To an Old Oak
Round thee, alas, no shadows move!
From thee no sacred murmurs breathe!
Yet within thee, thyself a grove,
Once did the eagle scream above,
And the wolf howl beneath.
There once the steel-clad knight reclin'd,
His sable plumage tempest-toss'd;
And, as the death-bell smote the wind,
From towers long fled by human kind,
His brow the hero cross'd!
Then Culture came, and days serene,
And village-sports, and garlands gay.
Full many a pathway cross'd the green;
And maids and shepherd-youths were seen,
To celebrate the May.
Father of many a forest deep,
(Whence many a navy thunder-fraught)
Erst in their acorn-cells asleep,
Soon destin'd o'er the world to sweep,
Opening new spheres of thought!
Wont in the night of woods to dwell,
The holy druid saw thee rise;
And, planting there the guardian-spell,
Sung forth, the dreadful pomp to swell
Of human sacrifice!
Thy singed top and branches bare
Now straggle in the evening sky;
And the wan moon wheels round to glare
On the long corse that shivers there
Of him who came to die!

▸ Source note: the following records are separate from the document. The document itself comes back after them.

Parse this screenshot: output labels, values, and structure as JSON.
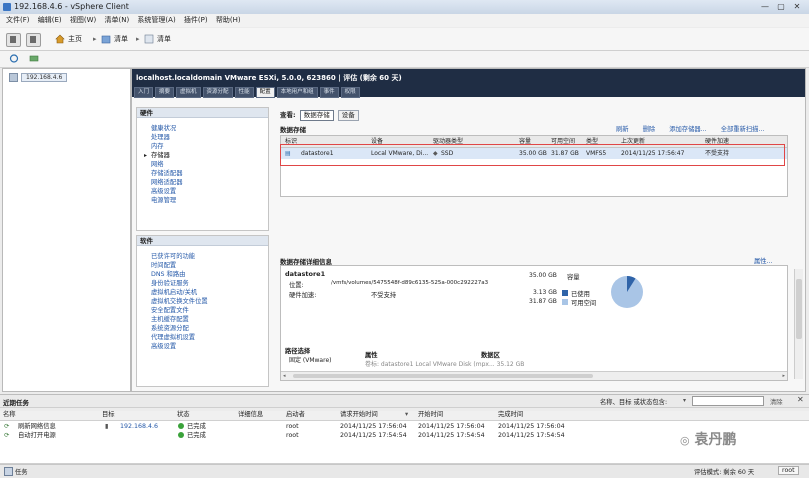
{
  "window": {
    "title": "192.168.4.6 - vSphere Client",
    "controls": [
      "—",
      "▢",
      "✕"
    ]
  },
  "menu": [
    "文件(F)",
    "编辑(E)",
    "视图(W)",
    "清单(N)",
    "系统管理(A)",
    "插件(P)",
    "帮助(H)"
  ],
  "nav": {
    "home": "主页",
    "inv1": "清单",
    "inv2": "清单"
  },
  "tree": {
    "host": "192.168.4.6"
  },
  "host_header": {
    "title": "localhost.localdomain VMware ESXi, 5.0.0, 623860 | 评估 (剩余 60 天)",
    "tabs": [
      "入门",
      "摘要",
      "虚拟机",
      "资源分配",
      "性能",
      "配置",
      "本地用户和组",
      "事件",
      "权限"
    ],
    "active_tab": "配置"
  },
  "hardware": {
    "title": "硬件",
    "items": [
      "健康状况",
      "处理器",
      "内存",
      "存储器",
      "网络",
      "存储适配器",
      "网络适配器",
      "高级设置",
      "电源管理"
    ],
    "current": "存储器"
  },
  "software": {
    "title": "软件",
    "items": [
      "已获许可的功能",
      "时间配置",
      "DNS 和路由",
      "身份验证服务",
      "虚拟机启动/关机",
      "虚拟机交换文件位置",
      "安全配置文件",
      "主机缓存配置",
      "系统资源分配",
      "代理虚拟机设置",
      "高级设置"
    ]
  },
  "view": {
    "label": "查看:",
    "btn_datastore": "数据存储",
    "btn_device": "设备"
  },
  "datastores": {
    "title": "数据存储",
    "actions": [
      "刷新",
      "删除",
      "添加存储器...",
      "全部重新扫描..."
    ],
    "columns": [
      "标识",
      "设备",
      "驱动器类型",
      "容量",
      "可用空间",
      "类型",
      "上次更新",
      "硬件加速"
    ],
    "rows": [
      [
        "datastore1",
        "Local VMware, Di...",
        "SSD",
        "35.00 GB",
        "31.87 GB",
        "VMFS5",
        "2014/11/25 17:56:47",
        "不受支持"
      ]
    ]
  },
  "details": {
    "title": "数据存储详细信息",
    "props_link": "属性...",
    "name": "datastore1",
    "location_label": "位置:",
    "location": "/vmfs/volumes/5475548f-d89c6135-525a-000c292227a3",
    "hwaccel_label": "硬件加速:",
    "hwaccel": "不受支持",
    "capacity_value": "35.00 GB",
    "capacity_label": "容量",
    "used_value": "3.13 GB",
    "used_label": "已使用",
    "free_value": "31.87 GB",
    "free_label": "可用空间",
    "path_title": "路径选择",
    "path_value": "固定 (VMware)",
    "prop_title": "属性",
    "extent_title": "数据区",
    "cut_row": "卷标:     datastore1     Local VMware Disk (mpx...     35.12 GB"
  },
  "recent": {
    "title": "近期任务",
    "filter_label": "名称、目标 或状态包含:",
    "clear": "清除",
    "columns": [
      "名称",
      "目标",
      "状态",
      "详细信息",
      "启动者",
      "请求开始时间",
      "开始时间",
      "完成时间"
    ],
    "rows": [
      [
        "刷新网络信息",
        "192.168.4.6",
        "已完成",
        "",
        "root",
        "2014/11/25 17:56:04",
        "2014/11/25 17:56:04",
        "2014/11/25 17:56:04"
      ],
      [
        "自动打开电源",
        "",
        "已完成",
        "",
        "root",
        "2014/11/25 17:54:54",
        "2014/11/25 17:54:54",
        "2014/11/25 17:54:54"
      ]
    ]
  },
  "status": {
    "tasks": "任务",
    "eval": "评估模式: 剩余 60 天",
    "user": "root"
  },
  "watermark": "袁丹鹏",
  "colors": {
    "header_bg": "#1f2d44",
    "selection": "#dbe7f7",
    "highlight_box": "#e04646",
    "pie_used": "#2f63a8",
    "pie_free": "#a9c5e6"
  }
}
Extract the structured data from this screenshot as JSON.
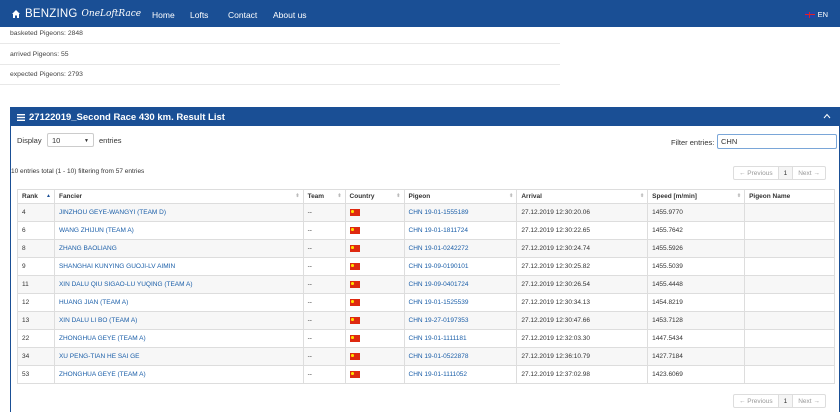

This work was published before January 1, 1923, and is in the public domain worldwide because the author died at least 100 years ago.